• EXERCISE:
Would you find each line in the entries below with the string "Allow" and copy it?

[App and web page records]
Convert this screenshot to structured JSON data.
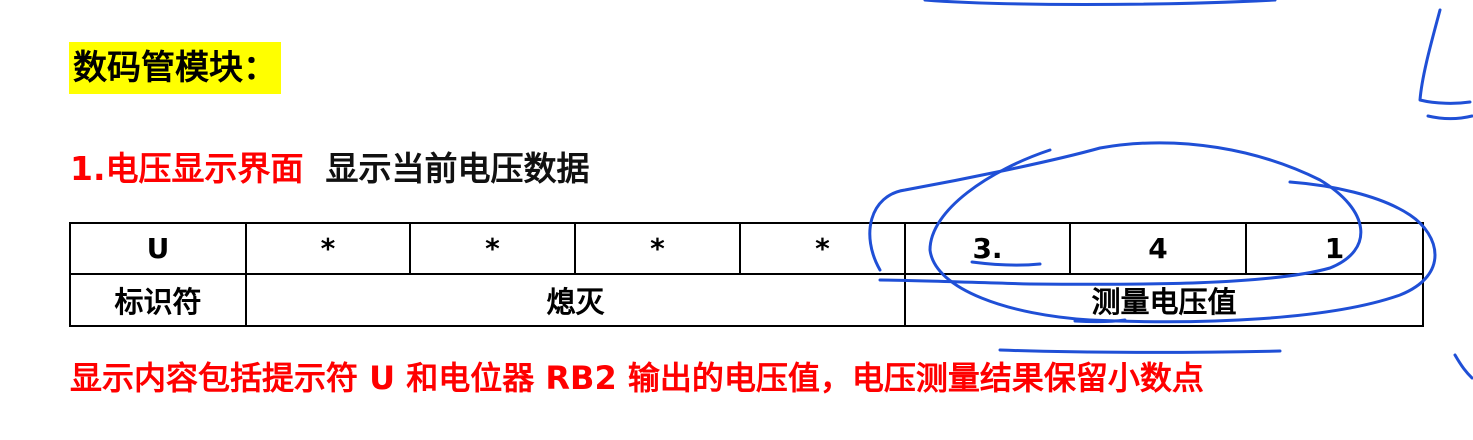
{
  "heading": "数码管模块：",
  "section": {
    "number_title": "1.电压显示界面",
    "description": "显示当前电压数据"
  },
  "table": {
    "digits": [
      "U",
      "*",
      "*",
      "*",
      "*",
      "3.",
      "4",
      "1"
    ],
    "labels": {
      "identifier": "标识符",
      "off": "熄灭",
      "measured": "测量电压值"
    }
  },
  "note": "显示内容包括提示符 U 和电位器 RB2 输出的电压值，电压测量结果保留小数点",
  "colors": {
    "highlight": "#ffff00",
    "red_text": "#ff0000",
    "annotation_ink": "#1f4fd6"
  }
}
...
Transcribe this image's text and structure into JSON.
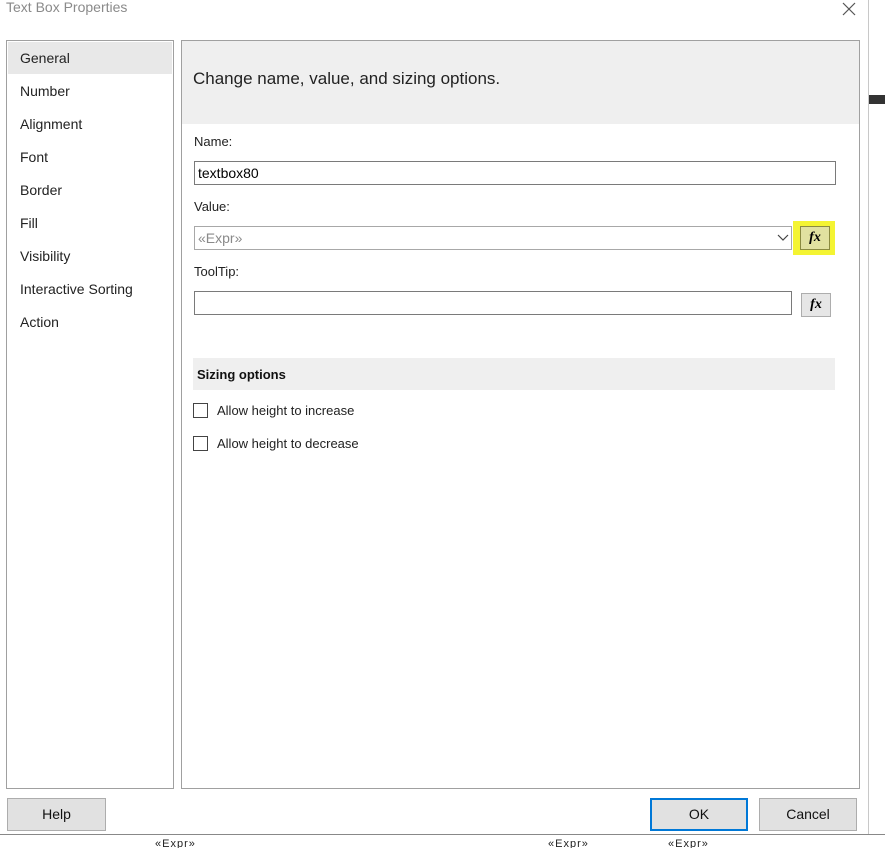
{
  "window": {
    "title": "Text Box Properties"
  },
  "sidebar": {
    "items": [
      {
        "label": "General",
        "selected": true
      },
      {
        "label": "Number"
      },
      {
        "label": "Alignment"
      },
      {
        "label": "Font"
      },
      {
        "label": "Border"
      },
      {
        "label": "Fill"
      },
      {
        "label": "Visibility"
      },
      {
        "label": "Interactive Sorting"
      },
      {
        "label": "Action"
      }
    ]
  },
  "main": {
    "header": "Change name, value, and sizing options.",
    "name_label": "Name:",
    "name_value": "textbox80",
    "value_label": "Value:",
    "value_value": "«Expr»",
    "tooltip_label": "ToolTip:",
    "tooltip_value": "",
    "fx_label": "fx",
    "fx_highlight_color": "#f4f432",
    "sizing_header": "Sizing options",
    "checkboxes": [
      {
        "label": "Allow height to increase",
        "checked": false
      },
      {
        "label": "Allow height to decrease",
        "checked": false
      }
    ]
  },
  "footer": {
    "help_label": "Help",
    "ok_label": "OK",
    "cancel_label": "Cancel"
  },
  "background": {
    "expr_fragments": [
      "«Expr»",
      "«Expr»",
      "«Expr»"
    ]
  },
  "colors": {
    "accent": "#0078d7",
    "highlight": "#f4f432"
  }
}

• SOLUTION FOR THIS EXERCISE:
        "label": "Allow height to increase",
        "label": "Allow height to decrease",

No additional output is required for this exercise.